Good behaviors — like quitting smoking or staying slender or being happy — pass from friend to friend almost as if they were contagious viruses. The participants, the data suggested, influenced one another’s health just by socializing. And the same was true of bad behaviors — clusters of friends appeared to “infect” each other with obesity, unhappiness and smoking.Anyone who is even a remotely casual reader of this blog (the few, the proud :)) knows that Dan is pretty much a self-confessed exercise zealot. A few years ago Dan was just another middle-aged guy when he went on a serious diet and began martial arts training and now he is WAY out on the curve as far as physical fitness for his age group.
For me, this has helped. While I am not a zealot a few years ago I couldn't imagine running at all but I have moved from a 5k to a 10k to soon a 10 mile. Maybe late in 2011 I will run a half marathon but not quite there, yet.
And Dan has helped with his relatively-polite scolding.
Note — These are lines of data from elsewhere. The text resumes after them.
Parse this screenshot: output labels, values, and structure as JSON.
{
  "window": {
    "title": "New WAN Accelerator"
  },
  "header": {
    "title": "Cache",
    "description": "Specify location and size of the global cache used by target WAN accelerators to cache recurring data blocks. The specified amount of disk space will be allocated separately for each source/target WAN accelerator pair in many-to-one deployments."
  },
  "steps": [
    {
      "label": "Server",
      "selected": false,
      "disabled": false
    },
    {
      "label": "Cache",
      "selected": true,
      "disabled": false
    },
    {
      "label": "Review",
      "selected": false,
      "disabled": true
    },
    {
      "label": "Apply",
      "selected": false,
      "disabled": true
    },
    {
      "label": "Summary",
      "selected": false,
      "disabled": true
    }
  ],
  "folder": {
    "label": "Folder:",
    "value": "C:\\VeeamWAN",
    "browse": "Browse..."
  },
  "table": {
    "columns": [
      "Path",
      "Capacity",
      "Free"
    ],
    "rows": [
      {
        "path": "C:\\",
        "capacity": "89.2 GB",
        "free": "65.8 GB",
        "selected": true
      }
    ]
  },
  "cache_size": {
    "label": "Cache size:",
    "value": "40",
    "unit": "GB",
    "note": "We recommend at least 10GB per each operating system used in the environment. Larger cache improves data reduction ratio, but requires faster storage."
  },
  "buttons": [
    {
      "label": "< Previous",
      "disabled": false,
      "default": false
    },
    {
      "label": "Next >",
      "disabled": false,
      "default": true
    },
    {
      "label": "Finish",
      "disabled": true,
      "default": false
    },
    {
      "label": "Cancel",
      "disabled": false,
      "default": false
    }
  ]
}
It does make sense to live a healthier life and he is living proof that you can do it.
Dan recently talked about his multi-sport training; for me, the day I signed up for a 10 mile run a few months out I broke a middle toe. In the past that would have been a great excuse for not working out; but that same morning I got up and went to the trainer and that weekend I tried something new for me - the stair master (because it was less jarring on my toe and I want it to heal). While many people do that without too much trouble, an hour on that damn thing completely had me soaked with sweat, and on a relatively low setting. But when you start out something new it is always harder; I'm sure after a while I will get the hang of it a bit better.
So Dan's sport zealotry has rubbed off on me, and heck I probably am in the top 20% of health for my age, from barely in the top half previously. That's still an upward trend. And just getting up and working out in pretty much all conditions without too much of a second thought is also par for the course.